to prevent the accumulation of raw gases in the oven. One is a "valve connected close to the thermostat which controls the flow of gas sufficient for producing a high flame required for 400 degrees heat which then closes and then the only gas to the main burner is through a by-pass valve which provides gas sufficient for a low flame." Should "the low flame, for some reason go out, then the second device comes into play. This is the pilot light close to the opening allowed for the insertion of the lighted match with which to light the oven." The pilot light is invisible to the operator and is lighted and stays lighted while the oven burner is in operation; its function is to "light any unused raw gas emitted from the burner." In the opinion of the witness both explosions were "due to the thermostat regulator and the oven pilot light not operating properly so that raw gas was emitted from the burner into the oven without the pilot light furnishing the necessary flame to light the raw gas." When the oven door was opened "the accumulated gas in the oven rose upward and became sparked by the flame of the nearest top burner" and this was the cause of each explosion. [Note p712-1]
On cross-examination the plaintiff's expert conceded that if, as the plaintiff testified, she saw flame in the oven when she opened the door this would "knock out his theory in this case because there would have been lighted gas in the oven."
At the close of the evidence the judge directed a verdict for the defendant subject to the plaintiff's exception. The plaintiff also excepted to a ruling on evidence and to the refusal of the judge to submit the case under leave reserved.
1. The plaintiff was not entitled to go to the jury.

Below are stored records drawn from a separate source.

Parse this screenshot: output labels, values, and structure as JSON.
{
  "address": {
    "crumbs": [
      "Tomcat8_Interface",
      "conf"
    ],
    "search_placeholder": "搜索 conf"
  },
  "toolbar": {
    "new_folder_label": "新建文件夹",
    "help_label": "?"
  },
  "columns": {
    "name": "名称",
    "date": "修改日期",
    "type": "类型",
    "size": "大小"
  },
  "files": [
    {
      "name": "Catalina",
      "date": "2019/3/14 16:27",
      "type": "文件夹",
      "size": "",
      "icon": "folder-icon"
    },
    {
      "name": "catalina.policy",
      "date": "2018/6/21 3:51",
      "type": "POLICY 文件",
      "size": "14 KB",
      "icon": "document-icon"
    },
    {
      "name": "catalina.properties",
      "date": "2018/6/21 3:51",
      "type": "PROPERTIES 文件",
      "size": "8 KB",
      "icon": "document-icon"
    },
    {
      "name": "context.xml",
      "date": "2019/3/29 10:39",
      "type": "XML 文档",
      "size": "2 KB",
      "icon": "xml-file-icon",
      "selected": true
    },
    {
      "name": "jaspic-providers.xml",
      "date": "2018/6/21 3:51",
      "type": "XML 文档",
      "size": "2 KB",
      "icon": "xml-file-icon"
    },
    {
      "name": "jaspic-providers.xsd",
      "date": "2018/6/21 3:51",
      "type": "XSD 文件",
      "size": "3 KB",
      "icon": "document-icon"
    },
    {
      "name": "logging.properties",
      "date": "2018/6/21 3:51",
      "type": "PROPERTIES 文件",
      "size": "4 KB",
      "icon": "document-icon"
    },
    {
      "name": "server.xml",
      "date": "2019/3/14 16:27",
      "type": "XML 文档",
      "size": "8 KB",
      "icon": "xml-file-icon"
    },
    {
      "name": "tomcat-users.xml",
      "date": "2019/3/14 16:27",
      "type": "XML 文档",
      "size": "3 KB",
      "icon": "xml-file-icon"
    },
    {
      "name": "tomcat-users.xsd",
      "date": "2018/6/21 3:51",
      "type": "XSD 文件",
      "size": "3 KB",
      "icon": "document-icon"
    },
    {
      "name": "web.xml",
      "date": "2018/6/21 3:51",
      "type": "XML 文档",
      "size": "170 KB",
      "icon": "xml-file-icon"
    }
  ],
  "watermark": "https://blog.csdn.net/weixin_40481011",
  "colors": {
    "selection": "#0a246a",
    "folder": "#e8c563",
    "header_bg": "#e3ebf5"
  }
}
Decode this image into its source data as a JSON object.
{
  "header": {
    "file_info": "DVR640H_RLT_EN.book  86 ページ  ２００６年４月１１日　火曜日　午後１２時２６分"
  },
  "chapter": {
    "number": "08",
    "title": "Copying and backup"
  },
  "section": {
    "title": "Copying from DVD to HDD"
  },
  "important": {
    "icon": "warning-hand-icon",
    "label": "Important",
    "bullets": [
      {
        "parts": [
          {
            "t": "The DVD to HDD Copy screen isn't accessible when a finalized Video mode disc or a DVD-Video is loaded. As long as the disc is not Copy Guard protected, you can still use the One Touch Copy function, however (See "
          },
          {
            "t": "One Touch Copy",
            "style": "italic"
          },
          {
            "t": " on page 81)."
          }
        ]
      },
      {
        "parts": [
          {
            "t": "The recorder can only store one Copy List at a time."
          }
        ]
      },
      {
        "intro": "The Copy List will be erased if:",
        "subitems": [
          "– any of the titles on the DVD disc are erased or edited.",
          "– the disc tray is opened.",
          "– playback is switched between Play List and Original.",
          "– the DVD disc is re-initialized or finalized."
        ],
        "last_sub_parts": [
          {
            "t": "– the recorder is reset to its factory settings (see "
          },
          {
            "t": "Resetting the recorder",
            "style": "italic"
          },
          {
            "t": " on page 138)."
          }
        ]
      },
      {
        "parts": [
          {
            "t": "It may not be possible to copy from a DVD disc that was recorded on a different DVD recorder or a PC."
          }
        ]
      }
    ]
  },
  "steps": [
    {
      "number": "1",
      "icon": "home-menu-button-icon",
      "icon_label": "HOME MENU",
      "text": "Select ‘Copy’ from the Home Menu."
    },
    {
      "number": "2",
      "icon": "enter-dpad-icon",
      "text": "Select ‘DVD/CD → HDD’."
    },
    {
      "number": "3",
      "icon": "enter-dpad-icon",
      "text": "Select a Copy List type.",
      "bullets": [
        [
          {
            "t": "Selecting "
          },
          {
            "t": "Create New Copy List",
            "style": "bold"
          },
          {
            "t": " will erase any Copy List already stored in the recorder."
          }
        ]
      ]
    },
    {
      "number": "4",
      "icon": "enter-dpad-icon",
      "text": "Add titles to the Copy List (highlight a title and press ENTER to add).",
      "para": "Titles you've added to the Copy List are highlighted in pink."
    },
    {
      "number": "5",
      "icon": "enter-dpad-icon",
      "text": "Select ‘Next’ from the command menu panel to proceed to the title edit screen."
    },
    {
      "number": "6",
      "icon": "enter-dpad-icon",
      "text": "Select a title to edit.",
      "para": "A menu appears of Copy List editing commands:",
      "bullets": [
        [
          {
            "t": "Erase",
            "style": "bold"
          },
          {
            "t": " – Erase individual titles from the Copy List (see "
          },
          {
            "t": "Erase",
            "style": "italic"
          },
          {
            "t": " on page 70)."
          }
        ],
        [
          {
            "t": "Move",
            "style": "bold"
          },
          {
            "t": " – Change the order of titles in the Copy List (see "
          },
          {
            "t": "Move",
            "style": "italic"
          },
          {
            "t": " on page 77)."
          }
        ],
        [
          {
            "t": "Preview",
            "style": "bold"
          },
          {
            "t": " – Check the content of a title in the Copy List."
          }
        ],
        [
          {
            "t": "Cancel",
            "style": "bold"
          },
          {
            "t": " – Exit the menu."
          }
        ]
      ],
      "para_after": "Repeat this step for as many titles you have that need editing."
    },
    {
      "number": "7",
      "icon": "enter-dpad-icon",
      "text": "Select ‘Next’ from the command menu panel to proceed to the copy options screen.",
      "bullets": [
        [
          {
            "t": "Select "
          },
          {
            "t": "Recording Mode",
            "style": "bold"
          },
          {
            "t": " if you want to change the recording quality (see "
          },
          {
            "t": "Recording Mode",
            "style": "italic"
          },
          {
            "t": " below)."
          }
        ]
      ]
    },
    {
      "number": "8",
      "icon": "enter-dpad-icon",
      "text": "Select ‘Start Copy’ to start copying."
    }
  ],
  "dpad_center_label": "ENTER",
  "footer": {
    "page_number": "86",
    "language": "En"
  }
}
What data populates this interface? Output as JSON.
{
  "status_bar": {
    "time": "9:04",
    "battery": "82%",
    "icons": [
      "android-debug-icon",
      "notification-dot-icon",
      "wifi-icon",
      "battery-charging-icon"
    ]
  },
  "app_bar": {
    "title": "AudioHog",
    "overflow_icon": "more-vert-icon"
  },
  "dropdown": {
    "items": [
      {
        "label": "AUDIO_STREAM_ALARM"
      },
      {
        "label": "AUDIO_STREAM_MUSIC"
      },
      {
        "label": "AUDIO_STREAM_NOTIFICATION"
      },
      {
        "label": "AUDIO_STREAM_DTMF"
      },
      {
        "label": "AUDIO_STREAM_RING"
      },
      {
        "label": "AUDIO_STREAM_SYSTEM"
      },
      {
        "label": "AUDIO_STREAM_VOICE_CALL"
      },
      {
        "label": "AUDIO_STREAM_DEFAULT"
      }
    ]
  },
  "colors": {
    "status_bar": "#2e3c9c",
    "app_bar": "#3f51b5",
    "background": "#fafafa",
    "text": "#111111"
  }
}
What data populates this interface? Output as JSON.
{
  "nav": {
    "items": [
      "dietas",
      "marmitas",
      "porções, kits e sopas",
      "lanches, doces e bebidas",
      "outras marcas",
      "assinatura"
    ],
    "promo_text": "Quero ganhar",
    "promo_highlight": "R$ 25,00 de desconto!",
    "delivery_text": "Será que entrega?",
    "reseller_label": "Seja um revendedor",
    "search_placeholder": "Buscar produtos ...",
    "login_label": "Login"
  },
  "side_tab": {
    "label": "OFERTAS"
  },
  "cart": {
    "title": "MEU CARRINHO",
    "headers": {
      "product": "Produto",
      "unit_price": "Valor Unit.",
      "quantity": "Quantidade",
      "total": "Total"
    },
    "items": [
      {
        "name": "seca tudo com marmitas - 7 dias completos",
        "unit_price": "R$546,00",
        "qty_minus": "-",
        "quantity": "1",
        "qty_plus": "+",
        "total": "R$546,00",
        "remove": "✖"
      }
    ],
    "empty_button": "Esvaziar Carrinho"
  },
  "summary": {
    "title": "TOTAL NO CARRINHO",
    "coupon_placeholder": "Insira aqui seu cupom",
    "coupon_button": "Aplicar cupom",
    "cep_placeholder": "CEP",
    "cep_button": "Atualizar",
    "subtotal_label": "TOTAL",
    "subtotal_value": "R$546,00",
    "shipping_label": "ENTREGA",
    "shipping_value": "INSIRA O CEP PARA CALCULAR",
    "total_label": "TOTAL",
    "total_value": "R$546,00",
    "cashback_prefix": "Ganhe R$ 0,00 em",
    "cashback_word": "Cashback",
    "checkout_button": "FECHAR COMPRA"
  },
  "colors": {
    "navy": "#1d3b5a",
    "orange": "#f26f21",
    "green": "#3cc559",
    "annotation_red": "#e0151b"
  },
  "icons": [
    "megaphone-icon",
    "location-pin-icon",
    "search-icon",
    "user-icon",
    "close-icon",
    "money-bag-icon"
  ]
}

The stove, which was acquired by the plaintiff's employer eight years before the accident, was not purchased from the defendant; nor is there any evidence that it was installed by the defendant. There was no evidence that the defendant ever undertook any duty to inspect or repair the stove. The
testimony of Mrs. Muraca that after the first explosion she "telephoned someone at the defendant's office and told them what had happened" does not amount to an assumption of such a duty on the part of the defendant. Moreover, the theory of the explosion (accumulation of gas and defective thermostat and pilot) advanced by the plaintiff's expert was, as he conceded, "knock[ed] out" when he learned that the plaintiff had testified that when she opened the oven door she "saw a flame in the stove." The cause of the explosion was thus left in the realm of conjecture.
2. One Zompa, a chef under whom the plaintiff worked, testified on direct examination that he was present when the two men sent by the defendant came to work on the stove shortly after the explosion on May 8. After stating that he had talked with the men he was asked, "What if anything did either of them say to you?" Upon objection of the defendant this question was excluded. Counsel for the plaintiff stated that the "expected answer was not an admission of liability" and would be: "This stove will not trouble you any more." To the exclusion of this evidence the plaintiff excepted. Despite the plaintiff's disclaimer that the expected evidence was not offered as an admission, she seeks in this court to support its admissibility because it was "a recognition of the defendant of its duty to either repair the defect or shut off the gas in accordance with the duty imposed by law upon the defendant." Such a change of position is not open to the plaintiff. But, apart from this, the evidence was not competent. It was not an admission of anything, and even if it could be tortured into an admission, it would not bind the defendant. Rankin v. Brockton Pub. Mkt. Inc. 257 Mass. 6 , 10-11.
3. The exception to the refusal of the judge to submit the case under leave reserved is without merit.
[Note p710-1] There is no evidence that the stove was installed by the defendant.
[Note p712-1] No other evidence as to the cause of the explosions was introduced.